The Role of Fantasy

This is a blog to discuss my view on the whole point of introducing fantasy to children.

MaryBeth VanderMeulen

5/31/20221 min read

There is not a child alive who does not fantasize about being some kind of hero or being another character that has special abilities. Little girls think about being beautiful and graceful while little boys dream of being strong, forceful individuals who help people. That kind of fantasy has not changed much except our fantasies are individualized.

By putting themselves in an imaginary world, they have powers that are not evident in their own world. It gives kids something to look forward to, a form of life they might be able to attain simply by being an adult. Those kinds of beliefs allow us to motivate ourselves and to give momentum to our actions in order to make it happen.

Kids do not know what it is really like to be an adult. But they imagine there is a lot of freedom to be whatever they want. It is a big mystery that is seen as an adventure and they can hardly wait to get there. We do not deter our children by indicating some things are not possible because we want them to be enthusiastic about all of their options.

Besides, who are we to say they cannot be what they aspire to be? Even if the dreams are highly unrealistic, portions of that imaginary life could happen. It is up to us as parents to spur them on, to encourage as much as possible and to place our kids in the path or opportunities that could help the dream come alive.
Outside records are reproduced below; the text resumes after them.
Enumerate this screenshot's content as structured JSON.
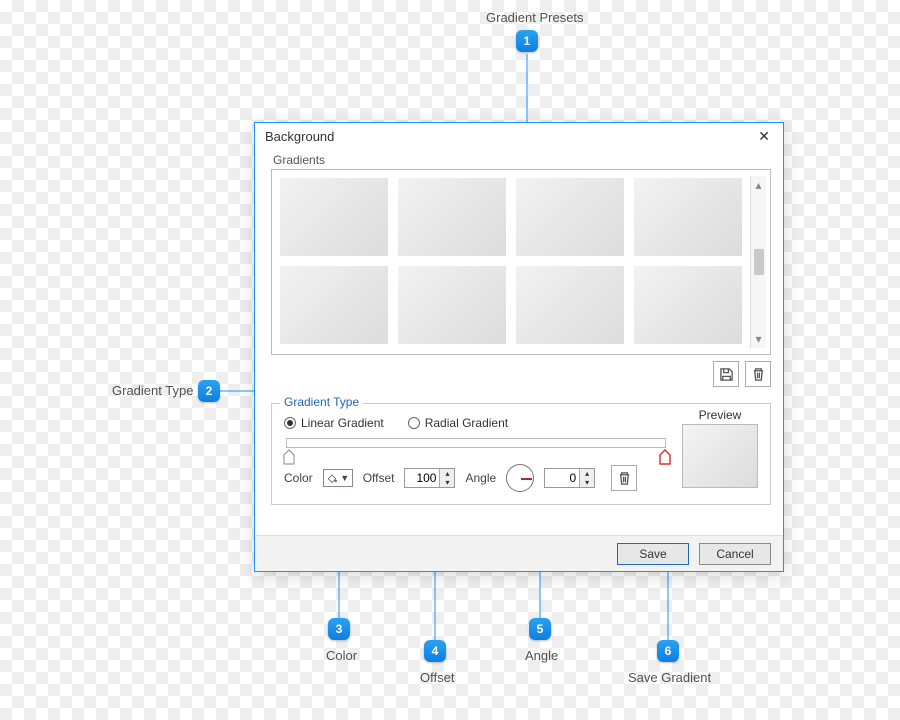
{
  "callouts": {
    "c1": {
      "num": "1",
      "label": "Gradient Presets"
    },
    "c2": {
      "num": "2",
      "label": "Gradient Type"
    },
    "c3": {
      "num": "3",
      "label": "Color"
    },
    "c4": {
      "num": "4",
      "label": "Offset"
    },
    "c5": {
      "num": "5",
      "label": "Angle"
    },
    "c6": {
      "num": "6",
      "label": "Save Gradient"
    }
  },
  "dialog": {
    "title": "Background",
    "gradients_label": "Gradients",
    "group_title": "Gradient Type",
    "radio_linear": "Linear Gradient",
    "radio_radial": "Radial Gradient",
    "preview_label": "Preview",
    "color_label": "Color",
    "offset_label": "Offset",
    "offset_value": "100",
    "angle_label": "Angle",
    "angle_value": "0",
    "save": "Save",
    "cancel": "Cancel"
  }
}
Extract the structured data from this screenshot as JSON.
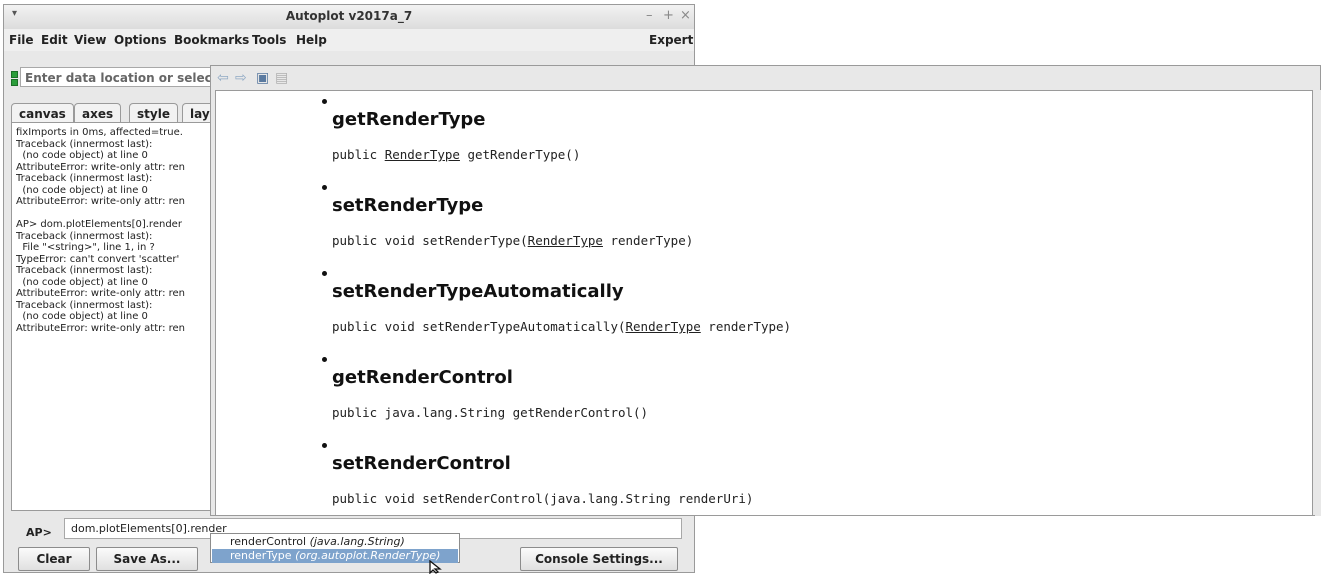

I am delighted to produce stories to help parents introduce kids to possibilities. When they see other kids overcoming challenges, the world opens up.